Haiti is just the latest in a series of countries — Indonesia, Pakistan, Iran, China and India — to be struck by a major earthquake in recent years. But lessons learned from other quakes could help the Western Hemisphere's poorest nation emerge in better shape than before.
"The Chinese term for disaster is two characters — crisis and opportunity — and many people have to see the actual extent of exposure before they are willing to make changes,'' says Louise Comfort, an expert on disaster response at the University of Pittsburgh. "After the 2004 earthquake and tsunami in Aceh, it was so terrible people realized they were better working together than fighting one another.''
Aceh, Indonesia — then wracked by civil war — is now largely at peace and 127,000 homes have been rebuilt to tough new standards.
As horrific as conditions are, Haiti is fortunate to be just 800 miles from the United States and its vast civilian and military resources. Within a day of Tuesday's quake, supplies were on their way as American teams set up a temporary control tower at the Port-Au-Prince airport to handle the crush of humanitarian flights.
Unlike other recent earthquakes, this one struck a nation's capital, damaging or destroying what few government resources there were. The inability of Haiti's government to respond puts a huge burden on international agencies, which must get food, medicine and other aid to victims despite blocked roads and widespread power outages.
"We need to do the first things first, get through the first two weeks,'' said former President Bill Clinton, the U.N. special envoy to Haiti. "And there has to be very close coordination between the United States military and any other military assets we have.''
In coming days, aid workers might also heed a report by ALNAP, a consortium of humanitarian organizations, titled, "Learning From Earthquake Relief and Recovery Operations."
Don't prolong the relief phase, the immediate aftermath of a quake when the goal is to save lives and reduce suffering.
After the Indonesian disaster, economic recovery was delayed because even people who had jobs stopped going to work and instead stood in line "each day to sign up for different items from different donors,'' the report says.
In contrast, a well-run relief effort can end fairly quickly. Within 24 hours of the 2003 Iranian quake, all of the homeless had been sheltered in 70,000 tents.
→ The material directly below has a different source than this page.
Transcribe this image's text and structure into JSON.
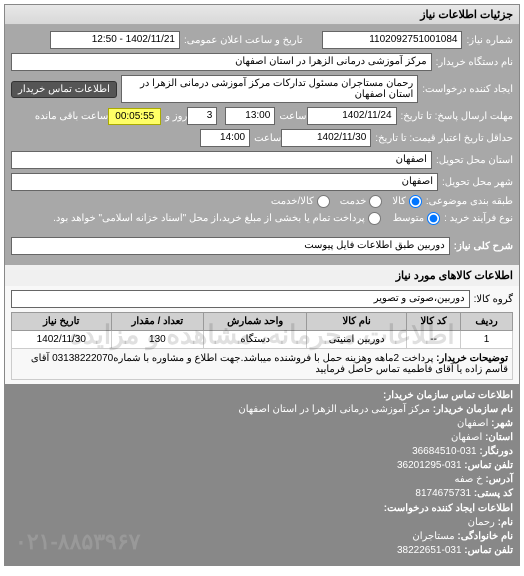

Don't overstate the risk of disease. Despite a popular perception, outbreaks of cholera and other communicable diseases are rare after disasters.
"The problem with basing actions on myths is that resources that could be better used for dealing with real problems are frittered away on imaginary ones,'' the report says. Although there was no confirmed case of cholera in Aceh, an immunization campaign targeted 160,000 people with expensive oral vaccines.
Give cash to local people for short-term work like clearing rubble. As shown by the pancaked structures in Port-au-Prince, earthquakes create huge amounts of rubble that must be cleared before rebuilding starts. The debris often contains materials that can be used for temporary shelter or salvaged for resale, like wiring.
Cash-for-work programs are controversial. Critics say they undercut traditions of volunteer communal labor, such as neighbors repairing or rebuilding homes. But as the 2006 quake in Yogyakarta, Indonesia, demonstrated, "cash has not only proved to be the most flexible form of assistance, but it has also had a significant impact on the recovery of the local economy,'' researchers found.
Restoring livelihoods is the key to recovery, but is also hard to do right.
After the 2004 Indonesian quake and tsunami, aid groups concentrated on getting new boats instead of repairing damaged ones so fishermen could quickly get back to sea. That decision had another negative consequence: So many people got boats, there weren't enough crew members for larger ships that were able to go beyond over-fished coastal waters.
In Bam, Iran, aid groups gave irrigation for orchards a low priority, devoting resources to shelter, schools and drinking water. But survivors gave irrigation the highest priority because they feared losing their date and citrus trees.
In general, victims "constantly emphasized the need to restore livelihoods rather than receive relief and expressed some frustration that outsiders did not listen to them on this,'' the report says.
Don't rebuild vulnerability. Any new construction should be designed and built to resist major hazards — in Haiti's case, hurricanes as well earthquakes. Indonesia and Pakistan upgraded their building codes in high-risk areas after disaster struck.
The report warns that recovery from earthquakes often takes longer than anticipated; in Aceh, "temporary'' shelters were still going up 18 months after the quake and tsunami. And disaster response is "no magic bullet'' for undoing the corruption, poor governance, underdevelopment and social inequalities that make places like Haiti so vulnerable to catastrophe in the first place.
But earthquakes can bring about positive changes, especially if the local population is integrally involved in the recovery. The weeks and months after a quake are also the prime time to stress community preparedness for the next disaster because most survivors are rescued by friends and neighbors, not organized teams.
Outsiders, though, sometimes overlook what locals manage to do under extreme conditions.
In the 2001 Gujarat, India, quake, "while thousands were pulled from the rubble by neighbors and local officials, the (British) media focused on the 69-strong British team that rescued just seven people,'' the report notes.
Susan Taylor Martin can be reached at firstname.lastname@example.org.